== DATA ==

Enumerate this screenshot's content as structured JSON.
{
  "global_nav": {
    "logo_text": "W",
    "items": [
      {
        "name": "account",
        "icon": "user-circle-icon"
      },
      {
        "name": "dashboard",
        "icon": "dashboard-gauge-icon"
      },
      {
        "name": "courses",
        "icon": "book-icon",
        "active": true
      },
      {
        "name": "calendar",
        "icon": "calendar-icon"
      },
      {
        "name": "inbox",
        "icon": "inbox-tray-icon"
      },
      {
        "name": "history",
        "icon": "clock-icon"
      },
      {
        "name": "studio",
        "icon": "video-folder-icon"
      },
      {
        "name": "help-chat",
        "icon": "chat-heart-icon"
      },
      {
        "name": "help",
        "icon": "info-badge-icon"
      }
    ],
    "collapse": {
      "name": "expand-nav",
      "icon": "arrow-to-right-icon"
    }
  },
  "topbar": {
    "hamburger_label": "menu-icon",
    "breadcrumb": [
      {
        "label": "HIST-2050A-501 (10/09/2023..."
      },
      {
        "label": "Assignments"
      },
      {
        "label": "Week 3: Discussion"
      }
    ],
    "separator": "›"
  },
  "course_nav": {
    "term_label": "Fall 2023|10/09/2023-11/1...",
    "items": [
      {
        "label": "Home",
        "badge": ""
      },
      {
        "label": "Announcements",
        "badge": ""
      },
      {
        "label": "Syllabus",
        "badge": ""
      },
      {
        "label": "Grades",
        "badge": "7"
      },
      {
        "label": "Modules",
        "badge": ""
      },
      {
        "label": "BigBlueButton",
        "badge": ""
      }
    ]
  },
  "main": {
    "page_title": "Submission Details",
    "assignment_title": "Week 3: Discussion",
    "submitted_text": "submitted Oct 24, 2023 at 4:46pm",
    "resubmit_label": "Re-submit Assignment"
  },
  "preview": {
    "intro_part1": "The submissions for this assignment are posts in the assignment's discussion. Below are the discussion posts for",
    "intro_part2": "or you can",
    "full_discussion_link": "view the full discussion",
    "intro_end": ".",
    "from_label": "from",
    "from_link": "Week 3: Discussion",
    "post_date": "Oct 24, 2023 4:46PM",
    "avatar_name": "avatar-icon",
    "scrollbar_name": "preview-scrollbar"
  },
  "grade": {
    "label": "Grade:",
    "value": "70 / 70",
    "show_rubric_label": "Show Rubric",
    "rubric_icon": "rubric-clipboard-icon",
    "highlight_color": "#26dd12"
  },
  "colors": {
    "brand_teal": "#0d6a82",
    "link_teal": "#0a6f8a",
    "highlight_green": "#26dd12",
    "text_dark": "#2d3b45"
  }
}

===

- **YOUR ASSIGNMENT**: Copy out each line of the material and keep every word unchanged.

- **EXPECTED OUTPUT**:
Enumerate this screenshot's content as structured JSON.
{
  "global_nav": {
    "logo_text": "W",
    "items": [
      {
        "name": "account",
        "icon": "user-circle-icon"
      },
      {
        "name": "dashboard",
        "icon": "dashboard-gauge-icon"
      },
      {
        "name": "courses",
        "icon": "book-icon",
        "active": true
      },
      {
        "name": "calendar",
        "icon": "calendar-icon"
      },
      {
        "name": "inbox",
        "icon": "inbox-tray-icon"
      },
      {
        "name": "history",
        "icon": "clock-icon"
      },
      {
        "name": "studio",
        "icon": "video-folder-icon"
      },
      {
        "name": "help-chat",
        "icon": "chat-heart-icon"
      },
      {
        "name": "help",
        "icon": "info-badge-icon"
      }
    ],
    "collapse": {
      "name": "expand-nav",
      "icon": "arrow-to-right-icon"
    }
  },
  "topbar": {
    "hamburger_label": "menu-icon",
    "breadcrumb": [
      {
        "label": "HIST-2050A-501 (10/09/2023..."
      },
      {
        "label": "Assignments"
      },
      {
        "label": "Week 3: Discussion"
      }
    ],
    "separator": "›"
  },
  "course_nav": {
    "term_label": "Fall 2023|10/09/2023-11/1...",
    "items": [
      {
        "label": "Home",
        "badge": ""
      },
      {
        "label": "Announcements",
        "badge": ""
      },
      {
        "label": "Syllabus",
        "badge": ""
      },
      {
        "label": "Grades",
        "badge": "7"
      },
      {
        "label": "Modules",
        "badge": ""
      },
      {
        "label": "BigBlueButton",
        "badge": ""
      }
    ]
  },
  "main": {
    "page_title": "Submission Details",
    "assignment_title": "Week 3: Discussion",
    "submitted_text": "submitted Oct 24, 2023 at 4:46pm",
    "resubmit_label": "Re-submit Assignment"
  },
  "preview": {
    "intro_part1": "The submissions for this assignment are posts in the assignment's discussion. Below are the discussion posts for",
    "intro_part2": "or you can",
    "full_discussion_link": "view the full discussion",
    "intro_end": ".",
    "from_label": "from",
    "from_link": "Week 3: Discussion",
    "post_date": "Oct 24, 2023 4:46PM",
    "avatar_name": "avatar-icon",
    "scrollbar_name": "preview-scrollbar"
  },
  "grade": {
    "label": "Grade:",
    "value": "70 / 70",
    "show_rubric_label": "Show Rubric",
    "rubric_icon": "rubric-clipboard-icon",
    "highlight_color": "#26dd12"
  },
  "colors": {
    "brand_teal": "#0d6a82",
    "link_teal": "#0a6f8a",
    "highlight_green": "#26dd12",
    "text_dark": "#2d3b45"
  }
}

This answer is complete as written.